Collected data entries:
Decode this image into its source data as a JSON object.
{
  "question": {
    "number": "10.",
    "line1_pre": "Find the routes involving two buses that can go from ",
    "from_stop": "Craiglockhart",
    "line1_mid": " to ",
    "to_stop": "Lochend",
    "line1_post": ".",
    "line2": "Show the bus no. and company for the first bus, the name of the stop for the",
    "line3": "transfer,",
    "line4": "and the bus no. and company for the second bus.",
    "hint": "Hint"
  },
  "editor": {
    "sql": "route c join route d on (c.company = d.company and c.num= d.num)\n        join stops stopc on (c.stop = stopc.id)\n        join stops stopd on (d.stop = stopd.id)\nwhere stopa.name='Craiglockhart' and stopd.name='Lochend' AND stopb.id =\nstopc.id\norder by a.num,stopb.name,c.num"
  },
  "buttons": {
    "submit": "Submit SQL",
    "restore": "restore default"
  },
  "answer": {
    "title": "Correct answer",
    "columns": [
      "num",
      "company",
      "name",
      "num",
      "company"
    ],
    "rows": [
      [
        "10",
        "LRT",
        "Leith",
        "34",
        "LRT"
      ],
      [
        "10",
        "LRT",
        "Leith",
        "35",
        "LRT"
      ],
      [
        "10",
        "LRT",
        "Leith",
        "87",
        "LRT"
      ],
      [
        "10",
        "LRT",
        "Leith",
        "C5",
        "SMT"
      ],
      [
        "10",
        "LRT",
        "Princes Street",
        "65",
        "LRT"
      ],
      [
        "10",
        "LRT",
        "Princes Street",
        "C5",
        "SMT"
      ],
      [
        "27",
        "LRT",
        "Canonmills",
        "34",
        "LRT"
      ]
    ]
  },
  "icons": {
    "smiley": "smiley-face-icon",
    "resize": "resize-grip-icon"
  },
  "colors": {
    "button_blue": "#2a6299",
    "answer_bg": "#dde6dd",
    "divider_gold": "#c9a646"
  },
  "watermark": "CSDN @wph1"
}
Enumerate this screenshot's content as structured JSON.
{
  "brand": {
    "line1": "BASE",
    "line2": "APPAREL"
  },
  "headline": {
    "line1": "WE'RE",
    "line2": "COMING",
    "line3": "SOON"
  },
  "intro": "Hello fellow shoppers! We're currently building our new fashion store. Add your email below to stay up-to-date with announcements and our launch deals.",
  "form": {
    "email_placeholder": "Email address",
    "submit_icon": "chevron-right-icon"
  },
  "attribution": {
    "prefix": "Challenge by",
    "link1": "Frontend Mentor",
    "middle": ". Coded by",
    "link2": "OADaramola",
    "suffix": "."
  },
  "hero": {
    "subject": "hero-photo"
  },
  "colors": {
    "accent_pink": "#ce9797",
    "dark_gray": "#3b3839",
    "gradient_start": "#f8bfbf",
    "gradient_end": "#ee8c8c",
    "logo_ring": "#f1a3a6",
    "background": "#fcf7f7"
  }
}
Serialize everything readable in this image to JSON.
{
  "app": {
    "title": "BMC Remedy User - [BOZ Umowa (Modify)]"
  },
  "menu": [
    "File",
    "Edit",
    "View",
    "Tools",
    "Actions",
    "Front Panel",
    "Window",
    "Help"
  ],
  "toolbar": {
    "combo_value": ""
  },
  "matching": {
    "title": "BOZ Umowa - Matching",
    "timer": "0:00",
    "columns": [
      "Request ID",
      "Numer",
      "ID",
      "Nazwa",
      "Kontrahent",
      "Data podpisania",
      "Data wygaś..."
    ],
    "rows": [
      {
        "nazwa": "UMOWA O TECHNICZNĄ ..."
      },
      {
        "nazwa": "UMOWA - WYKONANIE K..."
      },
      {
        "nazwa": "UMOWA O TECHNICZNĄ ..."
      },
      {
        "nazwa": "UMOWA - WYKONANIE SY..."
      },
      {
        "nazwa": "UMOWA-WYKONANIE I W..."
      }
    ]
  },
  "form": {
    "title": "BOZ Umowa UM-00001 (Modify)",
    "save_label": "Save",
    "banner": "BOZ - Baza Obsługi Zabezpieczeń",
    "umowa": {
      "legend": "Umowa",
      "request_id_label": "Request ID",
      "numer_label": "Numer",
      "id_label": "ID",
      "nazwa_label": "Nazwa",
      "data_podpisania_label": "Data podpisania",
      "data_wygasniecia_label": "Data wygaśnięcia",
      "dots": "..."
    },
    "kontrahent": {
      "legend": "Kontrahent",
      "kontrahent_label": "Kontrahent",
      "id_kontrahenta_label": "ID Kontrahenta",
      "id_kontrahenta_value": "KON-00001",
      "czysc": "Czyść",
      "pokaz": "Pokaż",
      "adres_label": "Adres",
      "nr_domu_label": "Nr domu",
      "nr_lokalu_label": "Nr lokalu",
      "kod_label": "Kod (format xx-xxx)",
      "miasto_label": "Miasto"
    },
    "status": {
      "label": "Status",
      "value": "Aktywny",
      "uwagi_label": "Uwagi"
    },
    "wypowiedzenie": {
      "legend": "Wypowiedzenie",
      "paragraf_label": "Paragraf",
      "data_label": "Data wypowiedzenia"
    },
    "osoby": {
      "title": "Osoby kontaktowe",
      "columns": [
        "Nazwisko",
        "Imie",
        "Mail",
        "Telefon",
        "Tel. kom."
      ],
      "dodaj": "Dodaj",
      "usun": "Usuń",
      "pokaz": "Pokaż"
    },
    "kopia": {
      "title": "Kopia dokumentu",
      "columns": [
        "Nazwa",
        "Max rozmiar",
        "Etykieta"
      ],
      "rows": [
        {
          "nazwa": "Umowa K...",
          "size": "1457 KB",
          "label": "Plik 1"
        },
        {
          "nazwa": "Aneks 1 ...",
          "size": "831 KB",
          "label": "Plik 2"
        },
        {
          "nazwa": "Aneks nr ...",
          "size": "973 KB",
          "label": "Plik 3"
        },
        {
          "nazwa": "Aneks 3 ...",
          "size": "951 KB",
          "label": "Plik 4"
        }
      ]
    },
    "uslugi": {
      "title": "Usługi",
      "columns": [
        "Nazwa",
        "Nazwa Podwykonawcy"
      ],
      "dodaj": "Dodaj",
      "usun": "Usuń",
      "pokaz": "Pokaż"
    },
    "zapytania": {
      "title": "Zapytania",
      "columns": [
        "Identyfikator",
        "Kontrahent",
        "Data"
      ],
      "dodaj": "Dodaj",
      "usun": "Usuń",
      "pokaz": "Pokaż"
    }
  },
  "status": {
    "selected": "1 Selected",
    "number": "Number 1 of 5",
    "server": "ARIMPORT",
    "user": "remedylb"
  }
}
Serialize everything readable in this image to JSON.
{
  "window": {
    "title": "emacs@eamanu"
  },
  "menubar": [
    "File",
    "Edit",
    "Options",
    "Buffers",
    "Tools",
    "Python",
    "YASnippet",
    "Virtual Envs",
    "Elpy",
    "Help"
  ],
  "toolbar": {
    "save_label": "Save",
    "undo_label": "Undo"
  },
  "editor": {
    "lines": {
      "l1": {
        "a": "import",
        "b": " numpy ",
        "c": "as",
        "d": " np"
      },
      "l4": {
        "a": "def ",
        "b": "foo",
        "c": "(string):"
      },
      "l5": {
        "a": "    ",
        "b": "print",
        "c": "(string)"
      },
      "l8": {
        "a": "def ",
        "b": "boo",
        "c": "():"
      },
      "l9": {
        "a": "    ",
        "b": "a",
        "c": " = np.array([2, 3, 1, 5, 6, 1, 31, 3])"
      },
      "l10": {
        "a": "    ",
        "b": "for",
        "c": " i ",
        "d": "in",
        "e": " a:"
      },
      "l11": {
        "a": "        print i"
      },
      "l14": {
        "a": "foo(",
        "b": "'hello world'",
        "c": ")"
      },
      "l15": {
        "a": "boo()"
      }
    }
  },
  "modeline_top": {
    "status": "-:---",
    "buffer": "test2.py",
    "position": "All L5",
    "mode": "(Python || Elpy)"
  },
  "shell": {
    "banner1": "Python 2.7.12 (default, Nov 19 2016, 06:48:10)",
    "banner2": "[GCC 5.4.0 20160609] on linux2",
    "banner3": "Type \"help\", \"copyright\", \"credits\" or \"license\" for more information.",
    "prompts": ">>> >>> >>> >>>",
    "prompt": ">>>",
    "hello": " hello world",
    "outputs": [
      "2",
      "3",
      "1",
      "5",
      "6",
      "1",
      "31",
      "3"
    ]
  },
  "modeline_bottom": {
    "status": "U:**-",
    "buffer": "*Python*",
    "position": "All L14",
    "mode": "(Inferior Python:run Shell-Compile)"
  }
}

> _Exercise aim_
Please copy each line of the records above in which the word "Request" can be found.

> _Exercise solution_
      "Request ID",
      "request_id_label": "Request ID",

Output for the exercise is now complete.